rainfall and discharge data were used to create the climate model using the
User Indicator Weight Method (UIWM), and then the control specification
template was created(Moya Quiroga, Kure, Udo, & Mano, 2016). The control
specifications determine the time model for the simulation; its characteristics
are: a start date and time, a date and time of completion, and a calculation
time step(Kawasaki et al., 2017). To operate the
system, the basin model, the climate model and the control specifications were
combined. The historical data observed from precipitation stations representing
each sub-basin and one measuring station in the river basin and precipitation
stations representing each sub-basin and one measuring station in the basin
were used to calibrate the model. check. One-time step per hour was used for
the simulation according to the time interval of the observed data(Hashemyan et al., 2015).

Figure
1. Model representation of the Ravine Lan Couline watershed in HEC-HMS.

 

The HEC-HMS model for flood simulation
uses a graphical interface to build the semi-distributed basin model. For each
sub-basin of the main basin, the hydrological model is forced using a unit hydrograph(Bates & Roo, 2000). First, using the kriging method, spatial rainfall distributions
were generated from the time values recorded in the rain gauge station located
at the top of the river. Then, for each sub-basin, rainfall series per hour
were calculated. The Soil Conservation Service curve number (SCS-CN)  method was used to calculate the runoff
volumes in the precipitation-runoff model(Hashemyan et al., 2015). Calculation of weighted curve number (WCN) is shown by

Where, WCN is weighted curve number, Ai
is area for ith land use type and CNi is curve number for ith land use type(Plate, 2002).

The HEC-RAS model was implemented using the cross
sections to provide channel width and bed elevations. These sections were
extended on both sides of the channel using DEM derived from LiDAR to provide a
floodplain topography(Mancusi & Abbate, 2017). The section was
then described by 5-10 points on each side of the canal coinciding with
significant topographic features such as slope failures. The elevation profile
of the bed and examples of cross sections used in the HEC-RAS model are given
in following figure(Heimhuber et al., 2015).

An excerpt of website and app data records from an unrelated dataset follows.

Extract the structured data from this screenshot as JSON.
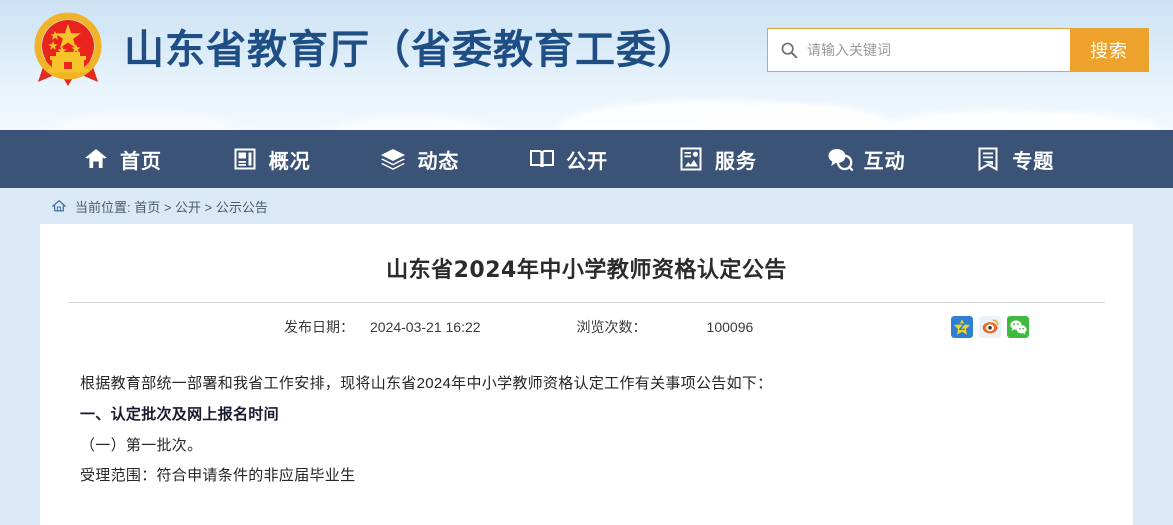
{
  "header": {
    "emblem_icon": "china-national-emblem",
    "site_title": "山东省教育厅（省委教育工委）",
    "search": {
      "icon": "search-icon",
      "placeholder": "请输入关键词",
      "value": "",
      "button_label": "搜索",
      "accent_color": "#eda22c"
    },
    "sky_color": "#cde2f4"
  },
  "nav": {
    "background_color": "#3a5377",
    "items": [
      {
        "label": "首页",
        "icon": "home-icon"
      },
      {
        "label": "概况",
        "icon": "newspaper-icon"
      },
      {
        "label": "动态",
        "icon": "layers-icon"
      },
      {
        "label": "公开",
        "icon": "open-book-icon"
      },
      {
        "label": "服务",
        "icon": "service-document-icon"
      },
      {
        "label": "互动",
        "icon": "chat-bubbles-icon"
      },
      {
        "label": "专题",
        "icon": "bookmark-document-icon"
      }
    ]
  },
  "breadcrumb": {
    "home_icon": "home-outline-icon",
    "text": "当前位置: 首页 > 公开 > 公示公告"
  },
  "article": {
    "title": "山东省2024年中小学教师资格认定公告",
    "meta": {
      "date_label": "发布日期：",
      "date_value": "2024-03-21 16:22",
      "views_label": "浏览次数：",
      "views_value": "100096"
    },
    "share_icons": [
      {
        "name": "qzone-share-icon",
        "label": "QQ空间"
      },
      {
        "name": "weibo-share-icon",
        "label": "新浪微博"
      },
      {
        "name": "wechat-share-icon",
        "label": "微信"
      }
    ],
    "paragraphs": [
      {
        "text": "根据教育部统一部署和我省工作安排，现将山东省2024年中小学教师资格认定工作有关事项公告如下：",
        "bold": false
      },
      {
        "text": "一、认定批次及网上报名时间",
        "bold": true
      },
      {
        "text": "（一）第一批次。",
        "bold": false
      },
      {
        "text": "受理范围：符合申请条件的非应届毕业生",
        "bold": false
      }
    ]
  }
}
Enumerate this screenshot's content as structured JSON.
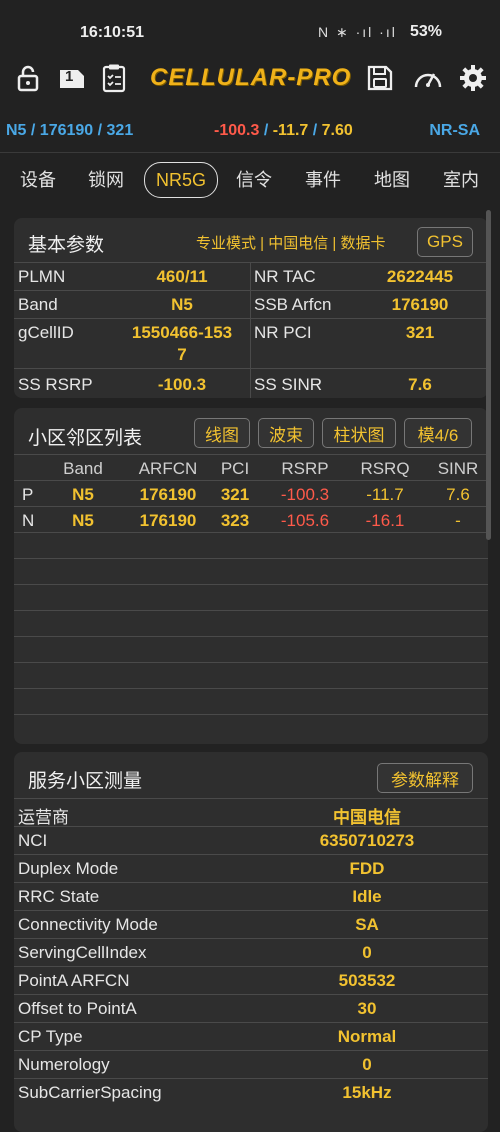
{
  "status": {
    "time": "16:10:51",
    "icons": "N ∗ ·ıl ·ıl",
    "battery": "53%"
  },
  "toolbar": {
    "brand": "CELLULAR-PRO",
    "sim_slot": "1"
  },
  "summary": {
    "left": "N5 / 176190 / 321",
    "rsrp": "-100.3",
    "rsrq": "-11.7",
    "sinr": "7.60",
    "mode": "NR-SA"
  },
  "tabs": [
    "设备",
    "锁网",
    "NR5G",
    "信令",
    "事件",
    "地图",
    "室内"
  ],
  "basic": {
    "title": "基本参数",
    "subtitle": "专业模式 | 中国电信 | 数据卡",
    "gps_button": "GPS",
    "rows": [
      {
        "l1": "PLMN",
        "v1": "460/11",
        "l2": "NR TAC",
        "v2": "2622445"
      },
      {
        "l1": "Band",
        "v1": "N5",
        "l2": "SSB Arfcn",
        "v2": "176190"
      },
      {
        "l1": "gCellID",
        "v1a": "1550466-153",
        "v1b": "7",
        "l2": "NR PCI",
        "v2": "321"
      },
      {
        "l1": "SS RSRP",
        "v1": "-100.3",
        "l2": "SS SINR",
        "v2": "7.6"
      }
    ]
  },
  "neighbors": {
    "title": "小区邻区列表",
    "buttons": [
      "线图",
      "波束",
      "柱状图",
      "模4/6"
    ],
    "headers": [
      "Band",
      "ARFCN",
      "PCI",
      "RSRP",
      "RSRQ",
      "SINR"
    ],
    "rows": [
      {
        "type": "P",
        "band": "N5",
        "arfcn": "176190",
        "pci": "321",
        "rsrp": "-100.3",
        "rsrq": "-11.7",
        "sinr": "7.6"
      },
      {
        "type": "N",
        "band": "N5",
        "arfcn": "176190",
        "pci": "323",
        "rsrp": "-105.6",
        "rsrq": "-16.1",
        "sinr": "-"
      }
    ]
  },
  "serving": {
    "title": "服务小区测量",
    "button": "参数解释",
    "rows": [
      {
        "label": "运营商",
        "value": "中国电信"
      },
      {
        "label": "NCI",
        "value": "6350710273"
      },
      {
        "label": "Duplex Mode",
        "value": "FDD"
      },
      {
        "label": "RRC State",
        "value": "Idle"
      },
      {
        "label": "Connectivity Mode",
        "value": "SA"
      },
      {
        "label": "ServingCellIndex",
        "value": "0"
      },
      {
        "label": "PointA ARFCN",
        "value": "503532"
      },
      {
        "label": "Offset to PointA",
        "value": "30"
      },
      {
        "label": "CP Type",
        "value": "Normal"
      },
      {
        "label": "Numerology",
        "value": "0"
      },
      {
        "label": "SubCarrierSpacing",
        "value": "15kHz"
      }
    ]
  }
}
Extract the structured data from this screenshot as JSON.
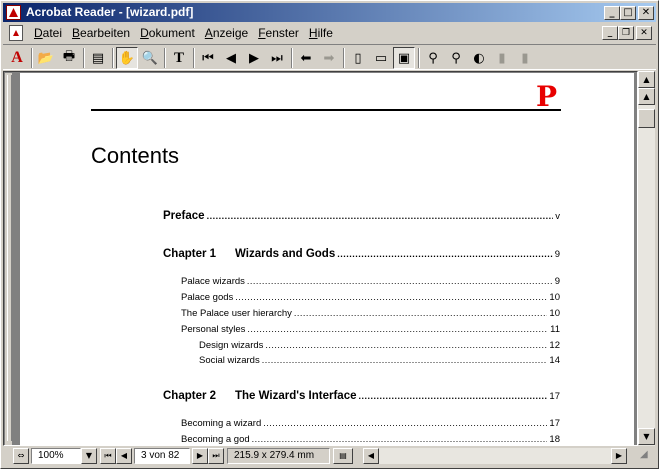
{
  "window": {
    "title": "Acrobat Reader - [wizard.pdf]",
    "controls": {
      "minimize": "_",
      "maximize": "□",
      "close": "✕"
    },
    "mdi_controls": {
      "minimize": "_",
      "restore": "❐",
      "close": "✕"
    }
  },
  "menu": {
    "items": [
      "Datei",
      "Bearbeiten",
      "Dokument",
      "Anzeige",
      "Fenster",
      "Hilfe"
    ]
  },
  "toolbar": {
    "glyphs": {
      "acrobat": "A",
      "open": "📂",
      "print": "🖶",
      "thumbnails": "▤",
      "hand": "✋",
      "zoom": "🔍",
      "text_select": "T",
      "first_page": "⏮",
      "prev_page": "◀",
      "next_page": "▶",
      "last_page": "⏭",
      "go_back": "⬅",
      "go_forward": "➡",
      "actual_size": "▯",
      "fit_page": "▭",
      "fit_width": "▣",
      "find": "⚲",
      "find_again": "⚲",
      "web": "◐",
      "page_back": "▮",
      "page_fwd": "▮"
    }
  },
  "document": {
    "logo_letter": "P",
    "heading": "Contents",
    "toc": [
      {
        "kind": "head",
        "label": "Preface",
        "num": "",
        "page": "v"
      },
      {
        "kind": "head",
        "label": "Wizards and Gods",
        "num": "Chapter 1",
        "page": "9"
      },
      {
        "kind": "sub",
        "label": "Palace wizards",
        "page": "9"
      },
      {
        "kind": "sub",
        "label": "Palace gods",
        "page": "10"
      },
      {
        "kind": "sub",
        "label": "The Palace user hierarchy",
        "page": "10"
      },
      {
        "kind": "sub",
        "label": "Personal styles",
        "page": "11"
      },
      {
        "kind": "subsub",
        "label": "Design wizards",
        "page": "12"
      },
      {
        "kind": "subsub",
        "label": "Social wizards",
        "page": "14"
      },
      {
        "kind": "head",
        "label": "The Wizard's Interface",
        "num": "Chapter 2",
        "page": "17"
      },
      {
        "kind": "sub",
        "label": "Becoming a wizard",
        "page": "17"
      },
      {
        "kind": "sub",
        "label": "Becoming a god",
        "page": "18"
      }
    ]
  },
  "statusbar": {
    "zoom": "100%",
    "page": "3 von 82",
    "page_size": "215.9 x 279.4 mm"
  }
}
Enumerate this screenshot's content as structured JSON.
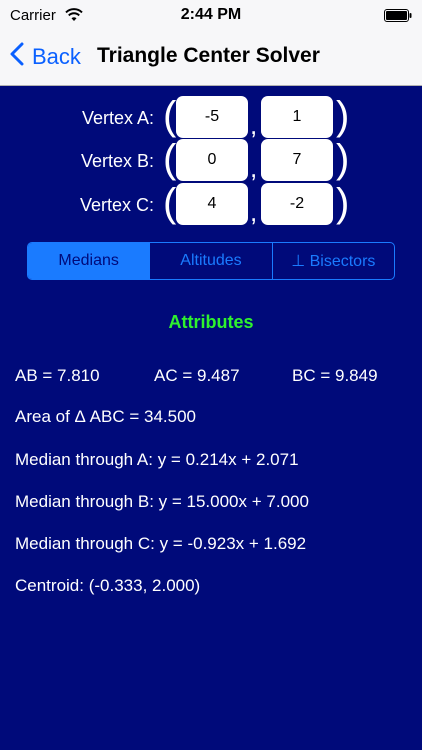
{
  "status": {
    "carrier": "Carrier",
    "time": "2:44 PM"
  },
  "nav": {
    "back_label": "Back",
    "title": "Triangle Center Solver"
  },
  "vertices": [
    {
      "label": "Vertex A:",
      "x": "-5",
      "y": "1"
    },
    {
      "label": "Vertex B:",
      "x": "0",
      "y": "7"
    },
    {
      "label": "Vertex C:",
      "x": "4",
      "y": "-2"
    }
  ],
  "punct": {
    "open": "(",
    "close": ")",
    "comma": ","
  },
  "tabs": [
    {
      "label": "Medians",
      "selected": true
    },
    {
      "label": "Altitudes",
      "selected": false
    },
    {
      "label": "⊥ Bisectors",
      "selected": false
    }
  ],
  "attributes": {
    "heading": "Attributes",
    "ab": "AB = 7.810",
    "ac": "AC = 9.487",
    "bc": "BC = 9.849",
    "area": "Area of Δ ABC = 34.500",
    "median_a": "Median through A: y = 0.214x + 2.071",
    "median_b": "Median through B: y = 15.000x + 7.000",
    "median_c": "Median through C: y = -0.923x + 1.692",
    "centroid": "Centroid: (-0.333, 2.000)"
  },
  "colors": {
    "background": "#000a7a",
    "accent": "#1a7bff",
    "heading": "#2ef22e"
  }
}
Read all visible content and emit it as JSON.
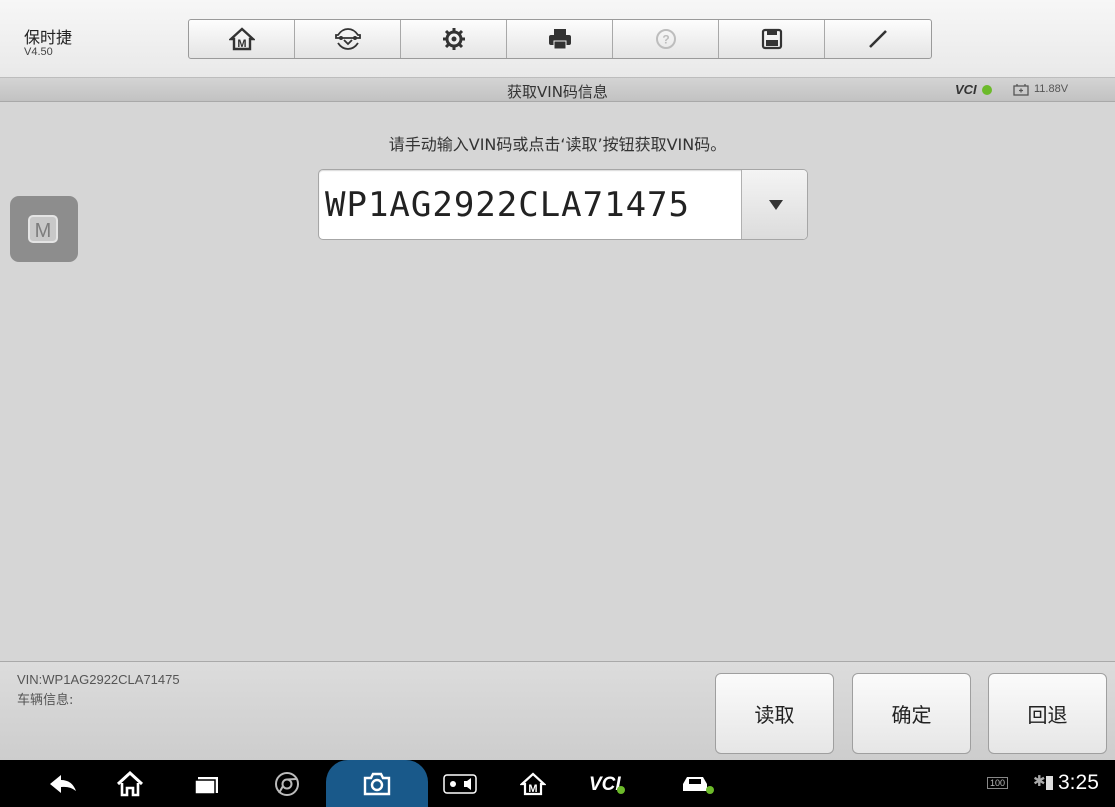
{
  "app": {
    "title": "保时捷",
    "version": "V4.50"
  },
  "toolbar": {
    "buttons": [
      {
        "name": "home",
        "icon": "home-m-icon"
      },
      {
        "name": "vehicle-swap",
        "icon": "car-swap-icon"
      },
      {
        "name": "settings",
        "icon": "gear-icon"
      },
      {
        "name": "print",
        "icon": "printer-icon"
      },
      {
        "name": "help",
        "icon": "help-icon"
      },
      {
        "name": "save",
        "icon": "floppy-icon"
      },
      {
        "name": "edit",
        "icon": "pen-icon"
      }
    ]
  },
  "titlebar": {
    "title": "获取VIN码信息",
    "vci": "VCI",
    "voltage": "11.88V"
  },
  "main": {
    "instruction": "请手动输入VIN码或点击‘读取’按钮获取VIN码。",
    "vin_value": "WP1AG2922CLA71475"
  },
  "bottom": {
    "vin_info": "VIN:WP1AG2922CLA71475",
    "vehicle_info": "车辆信息:",
    "buttons": {
      "read": "读取",
      "confirm": "确定",
      "back": "回退"
    }
  },
  "statusbar": {
    "time": "3:25",
    "level": "100"
  },
  "colors": {
    "vci_green": "#6cba2a",
    "camera_highlight": "#19598a"
  }
}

Figure 2. Cross-sectional profiles of the river and
its flood plains